There is a certain level of predictability in the turn of events for Dirty Rotten Scoundrels, but the main point of the film is to be funny, and even the anticipation itself is hilarious. Steve Martin is back in his element and Caine proves to be as versatile an actor as ever. Every single scene involving the two actors are pretty much comedy gold. The scams they run are not particularly new or even clever -some are even outright stupendous, but they way that they commit themselves to each instance is makes them so remarkable to watch.

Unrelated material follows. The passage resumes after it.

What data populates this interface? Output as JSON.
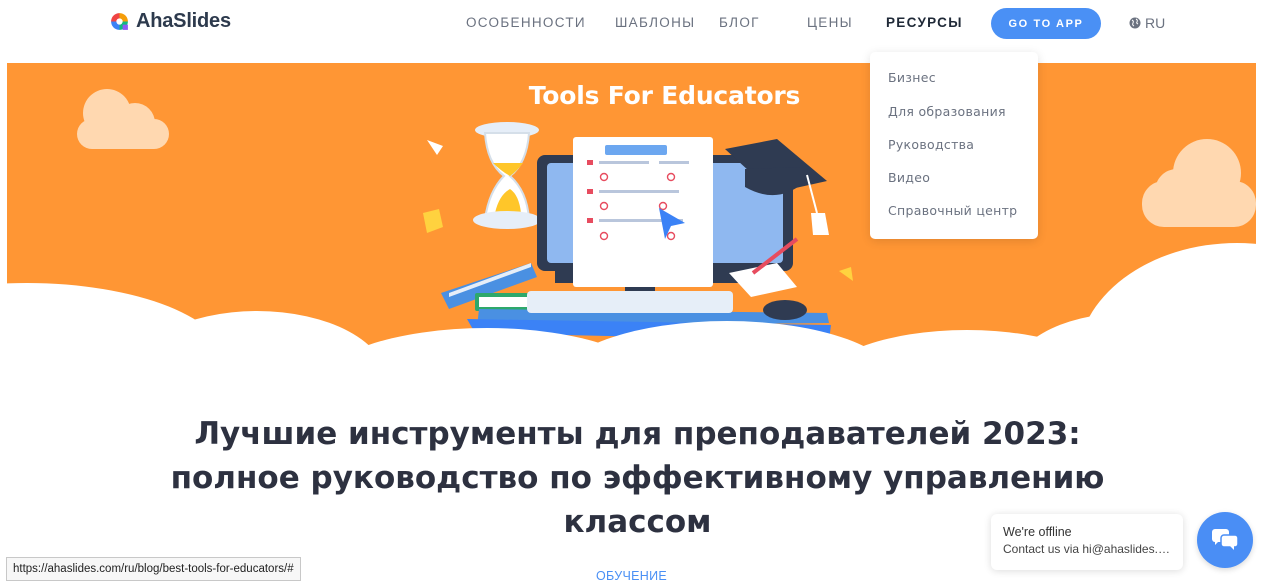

When a member of career con-artist Jake Vig (Edward Burns) is found shot dead, he and his crew discover that the last person they stole money from was the local crime lord, King (Dustin Hoffman). Now, in order to get into King's good graces, the crew decides to take on a job for him and even recruits more people (Paul Giamatti, Rachel Weisz) to help with the task. While the preparations seem to be going on smoothly, special agent Gunther (Andy Garcia) arrives in town. Gunther has been tracking Jake's activities for a while now, and his presence could very well unravel the complex plans that Jake and his crew are setting up.
This film is the penultimate movie about scams and cons, it shows everything from setup, to execution, to the amazing twist at the very end (the one that convinces you about how clever the characters are). The acting is top notch, though the script itself feels lacking at points, the characters themselves feel more like cogs in the greater machine of the movie, with no one particular character managing to grow or seem truly significant. Still, this is a great movie to watch if you enjoy films about con artists and the troubles they like to get into.
Wrap Up: Stay Vigilant
Movies about con artists tend to romanticize how charming or impressive they are. Their cons promise a lot of rewards for those willing to take educated risks. It also reminds viewers to not simply, blindly, trust people with important information or resources such as money. Question everything and get as much verification of facts before engaging in large transactions -it's a unique, yet important lesson that these con artist movies teach to the viewers.